===== Records
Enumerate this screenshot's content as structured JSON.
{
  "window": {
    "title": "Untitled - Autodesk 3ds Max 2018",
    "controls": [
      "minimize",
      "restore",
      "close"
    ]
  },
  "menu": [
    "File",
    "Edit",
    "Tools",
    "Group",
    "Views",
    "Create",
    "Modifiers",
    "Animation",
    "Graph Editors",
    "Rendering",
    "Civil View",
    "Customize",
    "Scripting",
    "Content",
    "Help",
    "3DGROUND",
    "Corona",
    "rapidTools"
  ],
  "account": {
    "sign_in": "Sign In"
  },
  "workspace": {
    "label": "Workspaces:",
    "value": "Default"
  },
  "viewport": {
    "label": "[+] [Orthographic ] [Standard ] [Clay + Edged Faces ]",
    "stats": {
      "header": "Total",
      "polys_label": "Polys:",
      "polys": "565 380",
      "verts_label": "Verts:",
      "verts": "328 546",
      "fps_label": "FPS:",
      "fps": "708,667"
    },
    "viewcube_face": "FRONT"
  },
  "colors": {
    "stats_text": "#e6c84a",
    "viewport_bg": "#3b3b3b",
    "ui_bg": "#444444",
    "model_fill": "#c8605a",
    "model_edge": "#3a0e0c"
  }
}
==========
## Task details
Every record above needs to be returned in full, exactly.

## Answer to the exercise
Enumerate this screenshot's content as structured JSON.
{
  "window": {
    "title": "Untitled - Autodesk 3ds Max 2018",
    "controls": [
      "minimize",
      "restore",
      "close"
    ]
  },
  "menu": [
    "File",
    "Edit",
    "Tools",
    "Group",
    "Views",
    "Create",
    "Modifiers",
    "Animation",
    "Graph Editors",
    "Rendering",
    "Civil View",
    "Customize",
    "Scripting",
    "Content",
    "Help",
    "3DGROUND",
    "Corona",
    "rapidTools"
  ],
  "account": {
    "sign_in": "Sign In"
  },
  "workspace": {
    "label": "Workspaces:",
    "value": "Default"
  },
  "viewport": {
    "label": "[+] [Orthographic ] [Standard ] [Clay + Edged Faces ]",
    "stats": {
      "header": "Total",
      "polys_label": "Polys:",
      "polys": "565 380",
      "verts_label": "Verts:",
      "verts": "328 546",
      "fps_label": "FPS:",
      "fps": "708,667"
    },
    "viewcube_face": "FRONT"
  },
  "colors": {
    "stats_text": "#e6c84a",
    "viewport_bg": "#3b3b3b",
    "ui_bg": "#444444",
    "model_fill": "#c8605a",
    "model_edge": "#3a0e0c"
  }
}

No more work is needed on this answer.